** Opening Data in this exercise block **

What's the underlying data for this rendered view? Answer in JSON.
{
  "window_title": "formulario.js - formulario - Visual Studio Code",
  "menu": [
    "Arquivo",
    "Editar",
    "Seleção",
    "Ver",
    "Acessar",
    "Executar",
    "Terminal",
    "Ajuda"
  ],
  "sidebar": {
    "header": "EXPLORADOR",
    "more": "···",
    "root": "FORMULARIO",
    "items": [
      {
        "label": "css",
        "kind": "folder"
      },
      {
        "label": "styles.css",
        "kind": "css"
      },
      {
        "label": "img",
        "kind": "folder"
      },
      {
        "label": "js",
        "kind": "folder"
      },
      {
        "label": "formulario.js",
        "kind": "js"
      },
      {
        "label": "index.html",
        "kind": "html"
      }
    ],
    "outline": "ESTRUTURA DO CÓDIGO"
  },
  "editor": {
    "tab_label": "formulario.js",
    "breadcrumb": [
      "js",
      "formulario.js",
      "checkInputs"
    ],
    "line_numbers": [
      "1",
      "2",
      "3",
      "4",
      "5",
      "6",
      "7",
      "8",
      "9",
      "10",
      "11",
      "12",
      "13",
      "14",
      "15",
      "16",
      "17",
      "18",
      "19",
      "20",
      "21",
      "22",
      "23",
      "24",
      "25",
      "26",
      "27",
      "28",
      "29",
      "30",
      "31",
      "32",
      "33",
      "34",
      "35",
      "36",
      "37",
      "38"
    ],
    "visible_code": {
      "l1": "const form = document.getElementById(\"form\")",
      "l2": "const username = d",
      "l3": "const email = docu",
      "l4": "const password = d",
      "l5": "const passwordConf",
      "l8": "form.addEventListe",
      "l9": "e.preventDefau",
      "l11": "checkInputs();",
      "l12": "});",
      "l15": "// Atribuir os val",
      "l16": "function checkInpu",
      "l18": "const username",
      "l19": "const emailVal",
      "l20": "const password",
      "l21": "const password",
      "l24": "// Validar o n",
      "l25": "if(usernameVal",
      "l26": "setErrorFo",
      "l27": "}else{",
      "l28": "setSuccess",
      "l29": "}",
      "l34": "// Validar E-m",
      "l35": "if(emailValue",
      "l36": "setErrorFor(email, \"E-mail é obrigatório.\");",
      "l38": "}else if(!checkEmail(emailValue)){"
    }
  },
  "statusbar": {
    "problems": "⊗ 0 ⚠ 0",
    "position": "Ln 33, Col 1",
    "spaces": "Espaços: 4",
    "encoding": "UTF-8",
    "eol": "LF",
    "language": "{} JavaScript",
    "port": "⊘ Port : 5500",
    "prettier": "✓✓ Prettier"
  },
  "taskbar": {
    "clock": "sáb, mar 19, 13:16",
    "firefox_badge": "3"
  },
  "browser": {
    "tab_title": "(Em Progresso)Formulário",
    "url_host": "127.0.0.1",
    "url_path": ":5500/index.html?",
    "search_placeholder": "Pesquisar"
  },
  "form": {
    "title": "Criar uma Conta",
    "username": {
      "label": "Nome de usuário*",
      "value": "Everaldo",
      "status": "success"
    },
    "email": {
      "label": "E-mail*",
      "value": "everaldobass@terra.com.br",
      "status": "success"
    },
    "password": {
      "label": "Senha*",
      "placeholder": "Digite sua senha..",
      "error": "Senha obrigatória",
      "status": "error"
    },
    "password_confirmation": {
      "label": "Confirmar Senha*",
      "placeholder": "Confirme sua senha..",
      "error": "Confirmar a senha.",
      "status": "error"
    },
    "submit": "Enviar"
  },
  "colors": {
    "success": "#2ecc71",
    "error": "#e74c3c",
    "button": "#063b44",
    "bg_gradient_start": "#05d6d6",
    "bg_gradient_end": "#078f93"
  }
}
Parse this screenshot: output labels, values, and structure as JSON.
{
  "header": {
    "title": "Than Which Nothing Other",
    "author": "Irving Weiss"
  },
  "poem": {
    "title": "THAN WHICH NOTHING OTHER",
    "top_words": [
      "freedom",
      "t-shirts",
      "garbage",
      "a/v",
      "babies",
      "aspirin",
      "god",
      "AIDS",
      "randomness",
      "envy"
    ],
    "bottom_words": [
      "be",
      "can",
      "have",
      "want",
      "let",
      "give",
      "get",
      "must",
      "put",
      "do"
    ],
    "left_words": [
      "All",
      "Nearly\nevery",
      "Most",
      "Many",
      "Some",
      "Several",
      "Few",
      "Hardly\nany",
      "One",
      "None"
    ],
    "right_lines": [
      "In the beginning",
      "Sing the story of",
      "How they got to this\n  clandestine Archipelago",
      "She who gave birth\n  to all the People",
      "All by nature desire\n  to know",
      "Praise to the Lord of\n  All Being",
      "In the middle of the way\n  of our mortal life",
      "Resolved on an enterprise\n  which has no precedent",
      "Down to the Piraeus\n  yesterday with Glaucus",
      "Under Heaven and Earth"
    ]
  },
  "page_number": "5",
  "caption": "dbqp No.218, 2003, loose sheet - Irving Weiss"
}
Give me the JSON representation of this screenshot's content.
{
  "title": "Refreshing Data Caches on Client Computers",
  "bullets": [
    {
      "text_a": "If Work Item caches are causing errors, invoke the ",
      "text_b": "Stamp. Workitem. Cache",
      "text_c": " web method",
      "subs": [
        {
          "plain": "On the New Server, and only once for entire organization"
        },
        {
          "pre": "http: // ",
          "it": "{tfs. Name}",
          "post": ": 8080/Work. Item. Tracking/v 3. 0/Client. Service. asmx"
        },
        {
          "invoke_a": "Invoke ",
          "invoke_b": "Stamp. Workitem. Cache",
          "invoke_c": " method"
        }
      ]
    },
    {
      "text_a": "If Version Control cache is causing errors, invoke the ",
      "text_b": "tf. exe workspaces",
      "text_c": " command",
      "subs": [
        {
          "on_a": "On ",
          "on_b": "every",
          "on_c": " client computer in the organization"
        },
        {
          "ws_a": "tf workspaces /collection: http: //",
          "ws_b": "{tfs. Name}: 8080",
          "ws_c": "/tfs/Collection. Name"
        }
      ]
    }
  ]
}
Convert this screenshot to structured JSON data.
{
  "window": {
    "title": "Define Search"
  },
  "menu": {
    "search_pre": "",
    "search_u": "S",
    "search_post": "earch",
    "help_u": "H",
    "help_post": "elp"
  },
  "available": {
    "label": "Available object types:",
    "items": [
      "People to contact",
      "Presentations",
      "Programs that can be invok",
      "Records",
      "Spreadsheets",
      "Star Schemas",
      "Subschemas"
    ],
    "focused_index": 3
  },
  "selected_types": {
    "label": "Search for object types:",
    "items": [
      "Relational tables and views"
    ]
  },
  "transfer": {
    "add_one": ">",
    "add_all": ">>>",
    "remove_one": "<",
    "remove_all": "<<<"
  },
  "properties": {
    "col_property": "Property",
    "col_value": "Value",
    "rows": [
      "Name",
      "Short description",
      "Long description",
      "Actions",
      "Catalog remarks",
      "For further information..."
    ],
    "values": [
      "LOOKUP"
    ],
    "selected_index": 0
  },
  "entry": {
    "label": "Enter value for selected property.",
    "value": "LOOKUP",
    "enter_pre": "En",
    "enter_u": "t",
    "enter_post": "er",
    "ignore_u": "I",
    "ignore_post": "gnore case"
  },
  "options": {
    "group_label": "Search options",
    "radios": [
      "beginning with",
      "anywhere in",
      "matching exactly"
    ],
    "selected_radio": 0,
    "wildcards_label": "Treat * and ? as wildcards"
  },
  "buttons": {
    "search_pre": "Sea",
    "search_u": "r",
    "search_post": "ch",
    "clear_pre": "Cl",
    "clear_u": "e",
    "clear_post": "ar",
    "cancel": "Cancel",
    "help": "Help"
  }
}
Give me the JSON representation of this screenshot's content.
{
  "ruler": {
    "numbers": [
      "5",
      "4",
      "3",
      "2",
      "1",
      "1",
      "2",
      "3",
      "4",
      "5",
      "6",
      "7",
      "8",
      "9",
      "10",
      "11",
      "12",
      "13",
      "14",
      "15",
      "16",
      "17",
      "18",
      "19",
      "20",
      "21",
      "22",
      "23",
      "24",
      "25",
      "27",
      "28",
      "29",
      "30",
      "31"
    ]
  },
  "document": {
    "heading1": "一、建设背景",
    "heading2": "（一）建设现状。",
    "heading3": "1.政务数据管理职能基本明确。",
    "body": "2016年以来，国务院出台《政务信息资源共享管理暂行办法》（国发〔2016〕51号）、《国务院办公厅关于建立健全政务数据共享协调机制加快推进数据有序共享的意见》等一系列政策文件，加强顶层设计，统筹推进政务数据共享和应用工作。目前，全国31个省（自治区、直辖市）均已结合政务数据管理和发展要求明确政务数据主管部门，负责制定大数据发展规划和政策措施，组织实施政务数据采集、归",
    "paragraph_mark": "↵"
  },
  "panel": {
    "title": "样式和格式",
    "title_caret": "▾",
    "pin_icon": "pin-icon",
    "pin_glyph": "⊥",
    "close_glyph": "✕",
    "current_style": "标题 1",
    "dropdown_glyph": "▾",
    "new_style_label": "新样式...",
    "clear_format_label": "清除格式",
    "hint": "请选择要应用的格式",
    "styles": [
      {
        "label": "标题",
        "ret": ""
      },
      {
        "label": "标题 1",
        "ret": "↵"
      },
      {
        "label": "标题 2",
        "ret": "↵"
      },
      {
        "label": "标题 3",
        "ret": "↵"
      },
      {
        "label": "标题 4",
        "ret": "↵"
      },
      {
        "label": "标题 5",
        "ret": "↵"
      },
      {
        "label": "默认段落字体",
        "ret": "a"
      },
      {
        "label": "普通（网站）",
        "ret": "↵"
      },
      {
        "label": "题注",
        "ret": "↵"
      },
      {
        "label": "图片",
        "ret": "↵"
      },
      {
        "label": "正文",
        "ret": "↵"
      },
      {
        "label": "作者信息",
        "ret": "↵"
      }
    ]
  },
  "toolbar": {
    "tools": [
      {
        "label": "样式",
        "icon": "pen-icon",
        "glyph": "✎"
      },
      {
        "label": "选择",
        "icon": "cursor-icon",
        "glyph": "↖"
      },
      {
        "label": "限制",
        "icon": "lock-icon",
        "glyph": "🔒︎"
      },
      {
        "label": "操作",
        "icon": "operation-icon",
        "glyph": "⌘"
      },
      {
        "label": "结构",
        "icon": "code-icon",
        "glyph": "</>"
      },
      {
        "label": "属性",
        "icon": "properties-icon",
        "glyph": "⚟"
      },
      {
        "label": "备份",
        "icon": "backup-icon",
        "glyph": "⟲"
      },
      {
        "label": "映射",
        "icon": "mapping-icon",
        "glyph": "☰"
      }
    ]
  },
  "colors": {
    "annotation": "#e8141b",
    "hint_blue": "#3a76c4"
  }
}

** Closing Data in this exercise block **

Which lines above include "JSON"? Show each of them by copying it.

▶ Answer space
What's the underlying data for this rendered view? Answer in JSON.
Parse this screenshot: output labels, values, and structure as JSON.
Give me the JSON representation of this screenshot's content.
Convert this screenshot to structured JSON data.
Give me the JSON representation of this screenshot's content.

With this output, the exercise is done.